The Gate Crasher – Edward, played by David Warner purchases an antique mirror for a pittance, claiming it was worthless. He mounts it in his apartment and everything is fine until one night when he and his friends decide to hold a séance. A spirit is trapped within the mirror and needs Edward to kill in order for him to regain his energies and escape the reflective glass.
An Act of Kindness – Christopher Lowe is treated poorly by his wife and his young son has no respect for him. He stops and talks to a street vendor everyday and learns the man is a veteran. Christopher claims he is a veteran too, bragging to the man about a medal he had received. The next day he goes into the antiques shop and procures a medal, so he can show the veteran. The man invites Christopher to dinner and to meet his daughter, who is a witch. The witch kills the wife and to take her place as spouse and mother, but not for long. However, Christopher also meets his untimely demise. Stars Donald Pleasance and his daughter, Angela Pleasance, who looks exactly like her father. Despite the more intricate story, this is my least favorite of the segments found here.
The Elemental – Reggie purchases a small pill case from the shop but also inherits a small but nasty demonic entity. On the train ride home, a psychic spiritualist, Madame Orloff, tells him about the elemental and hands him a business card to call if there’s trouble.
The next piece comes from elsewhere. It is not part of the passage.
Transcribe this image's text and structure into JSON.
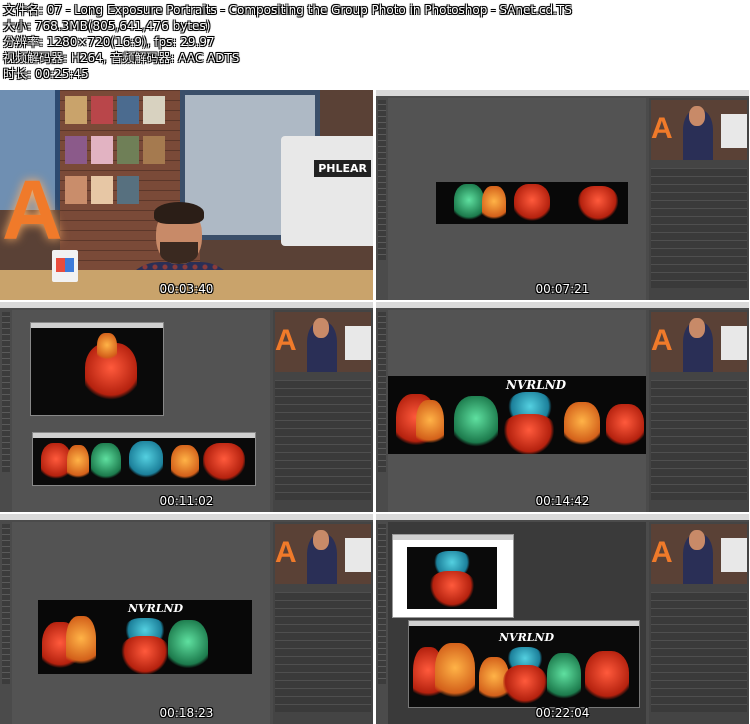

It isn’t long before he is forced to admit something is afoot and calls her in to cleanse the home. The cleansing is very comical with Madame Orloff exorcising the entity, squeezing Reggie’s face, screaming and yelling, as the home is wrecked in the process. Reggie’s wife cringes on the couch as paintings and knick-knacks fly, couch pillows are relieved of their feathers and winds blow through the home like a bad winter storm. The psychic claims the entity is gone, but is it?
The Door – Finally, my favorite story of the bunch concerns a wood carved door from ancient times. A young man, William, purchases the door and installs it for a closet, more as ornamentation for the room than necessity. His wife Rose finds it rather displeasing. Working late one night in the den, William sees the door open. What lies behind it is a secret blue room from the 16th Century. He enters the room and reads a journal upon a desk. He discovers the door was owned by occultist, Sir Michael Sinclair, who created the door so he would be able to walk amongst future times and live forever by capturing the souls of others. There are some creepy and suspenseful scenes in this segment as William hears footsteps approaching and each time he enters the room, the footsteps get closer to the blue room. Eventually Sir Michael kidnaps Rose and the couple has to battle him for their very souls.
This is one of the few Amicus Films that still bears some relatively creepy scenes that haven’t completely lost their impact over time with me, most notably in The Gate Keeper and The Door segments. After seeing this as a youngster, I remember having to make sure the closet door in my room was securely closed and feeling the urge to cover my mirror with a pillowcase. It doesn’t have the same effect now, but it still remains my favorite Amicus anthology.
This review is part of a series I am doing to review all the Amicus Anthologies and horror films.
You can check out all the reviews from links at this page:
Amicus Films – overview